Built in 1881, the Union Hotel is one of Newmarket’s many distinctive heritage buildings. Designed by local architect John Ough, it still has many of its original features, including mouldings, staircases and woodwork. Although it’s known as the “Union Hotel,” past owners include James Burke, who manufactured soda water here, Patrick Hodgins Sr., who used it as a store and residence, and more recently Robert Armstrong with a real estate business.

Relocating the Union Hotel ensures the gateway to Newmarket’s downtown heritage area is preserved.


design it, then build it – simple, right?

November 12th, 2014

design it, then build it - simple, right?

You probably know where we’re going with this. It’s not simple to design and build a major transportation project, but we’re getting better and better at it.

It starts with a consistent vision of a transit system that matches plans for the future by the Province and the Region. A plan for making the vision a reality comes next, as dedicated lanes for Bus Rapid Transit – rapidways – connecting York Region’s key urban centres. It’s more than transit though, with designs including updated infrastructure and pedestrian-friendly, attractive surroundings. The 34 kilometres of rapidway and 37 vivastations are divided into design-build projects, based on funding and logistics. Closing roads entirely isn’t an option, so construction timelines are longer to allow for keeping lanes open as much as possible, and projects are staggered so that there isn’t too much work being done, all at once.

We select a contractor through a competitive bidding process. This is an important point in the project, because what is or isn’t included in the contract can impact the timing or costs of a project at a later point. We have highly-skilled engineering, construction and procurement professionals whose advice ensures we procure the project accurately and fairly. Even so, there are an enormous amount of details to consider, and every aspect needs careful thought. The procurement of each project has been tailored to its particular circumstances, and has improved on the project before it.

For the first rapidway project, Highway 7 East, the utility work and the design-build of the project were each coordinated by a separate contractor at the same time. The intention was for a quick build, but it was a challenge for two separate contractors to schedule intertwined work in the same locations.

For the next two projects, Davis Drive and Highway 7 West [Interchange Way to Bowes Road], the same contractor coordinated the utility work and built the project. This helped the contractor to schedule the work, although there were still unexpected elements underground to deal with, as is the case with most construction projects. The contract for the latter project, Highway 7 West, also included more requirements for utility coordination and recognition of timelines needed for permits and relocating utilities.

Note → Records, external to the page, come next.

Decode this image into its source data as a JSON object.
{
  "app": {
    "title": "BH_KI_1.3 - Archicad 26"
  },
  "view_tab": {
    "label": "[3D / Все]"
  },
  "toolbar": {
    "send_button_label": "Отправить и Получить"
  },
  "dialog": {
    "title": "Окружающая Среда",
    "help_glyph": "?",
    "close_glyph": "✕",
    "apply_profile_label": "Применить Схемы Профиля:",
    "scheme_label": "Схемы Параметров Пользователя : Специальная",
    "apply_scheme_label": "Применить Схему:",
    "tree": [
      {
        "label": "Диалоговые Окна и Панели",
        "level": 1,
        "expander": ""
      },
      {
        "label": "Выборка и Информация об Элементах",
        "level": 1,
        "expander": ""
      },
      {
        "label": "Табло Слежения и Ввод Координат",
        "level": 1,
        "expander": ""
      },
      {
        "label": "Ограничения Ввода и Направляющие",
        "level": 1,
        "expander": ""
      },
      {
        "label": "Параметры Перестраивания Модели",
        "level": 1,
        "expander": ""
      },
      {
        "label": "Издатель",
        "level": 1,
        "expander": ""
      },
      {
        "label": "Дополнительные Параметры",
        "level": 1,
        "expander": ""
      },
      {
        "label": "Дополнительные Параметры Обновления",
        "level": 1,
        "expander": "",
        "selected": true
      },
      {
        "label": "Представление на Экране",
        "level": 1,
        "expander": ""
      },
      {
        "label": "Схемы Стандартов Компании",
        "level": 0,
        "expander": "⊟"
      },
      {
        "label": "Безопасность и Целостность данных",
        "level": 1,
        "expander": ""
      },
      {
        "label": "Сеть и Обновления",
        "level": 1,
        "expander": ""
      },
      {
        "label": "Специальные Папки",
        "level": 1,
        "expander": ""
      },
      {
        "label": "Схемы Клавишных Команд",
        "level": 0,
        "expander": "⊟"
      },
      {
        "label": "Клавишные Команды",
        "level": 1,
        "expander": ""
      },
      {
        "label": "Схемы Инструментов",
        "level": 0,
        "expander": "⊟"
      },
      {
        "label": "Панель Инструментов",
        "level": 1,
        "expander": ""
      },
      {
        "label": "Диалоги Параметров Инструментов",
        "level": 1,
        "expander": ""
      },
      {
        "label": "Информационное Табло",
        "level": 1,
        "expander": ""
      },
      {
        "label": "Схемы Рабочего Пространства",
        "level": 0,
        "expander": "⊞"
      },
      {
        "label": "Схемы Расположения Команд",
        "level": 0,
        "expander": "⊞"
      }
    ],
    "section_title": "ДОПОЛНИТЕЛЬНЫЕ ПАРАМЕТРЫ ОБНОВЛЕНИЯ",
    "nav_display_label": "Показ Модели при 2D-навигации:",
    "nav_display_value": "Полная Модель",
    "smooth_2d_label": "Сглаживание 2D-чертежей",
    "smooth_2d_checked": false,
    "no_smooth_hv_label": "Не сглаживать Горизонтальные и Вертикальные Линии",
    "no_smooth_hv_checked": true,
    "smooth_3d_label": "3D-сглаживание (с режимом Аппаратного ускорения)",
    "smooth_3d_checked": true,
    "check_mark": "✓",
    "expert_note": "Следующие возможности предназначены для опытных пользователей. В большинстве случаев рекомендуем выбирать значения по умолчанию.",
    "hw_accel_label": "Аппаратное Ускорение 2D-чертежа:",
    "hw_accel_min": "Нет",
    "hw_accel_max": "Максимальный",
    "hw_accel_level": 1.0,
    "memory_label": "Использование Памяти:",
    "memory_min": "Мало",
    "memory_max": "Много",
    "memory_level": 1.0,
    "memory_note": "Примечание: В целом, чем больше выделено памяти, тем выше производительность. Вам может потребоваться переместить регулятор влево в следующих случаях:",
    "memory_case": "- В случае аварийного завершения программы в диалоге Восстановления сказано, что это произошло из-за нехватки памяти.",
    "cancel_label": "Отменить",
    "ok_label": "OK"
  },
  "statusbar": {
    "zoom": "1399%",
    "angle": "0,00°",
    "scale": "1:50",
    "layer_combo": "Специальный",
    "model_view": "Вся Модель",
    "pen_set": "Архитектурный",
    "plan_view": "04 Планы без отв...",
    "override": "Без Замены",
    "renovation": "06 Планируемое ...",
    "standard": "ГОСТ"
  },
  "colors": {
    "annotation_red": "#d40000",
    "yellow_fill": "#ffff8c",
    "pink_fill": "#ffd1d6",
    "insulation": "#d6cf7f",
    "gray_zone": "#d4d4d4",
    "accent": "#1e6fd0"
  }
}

We recently procured the contractor for the rapidway on Yonge Street, and even more was done to ensure the project runs smoothly. A Subsurface Utility Engineering [SUE] study was fully completed before we even issued the RFP, and the results of the study gave bidders a better understanding of the existing infrastructure, preparing them for the utility work included in the contract. As with the Highway 7 West contract, timelines allowed for permits and utility relocation, and in this case they were fully scheduled. A requirement was also added for an Independent Quality Certifier [IQC] to make it easier to monitor and audit quality of work – previously this was a combined effort.

So building it isn’t simple, but each project has helped improve the next, and we’ve already built and put into service 11 vivastations and 6 kilometres of rapidway. Each project has unique features and challenges, but the end results are worth it… we hope you have tried the improved service on Highway 7 East, as Viva now travels in its own dedicated lane!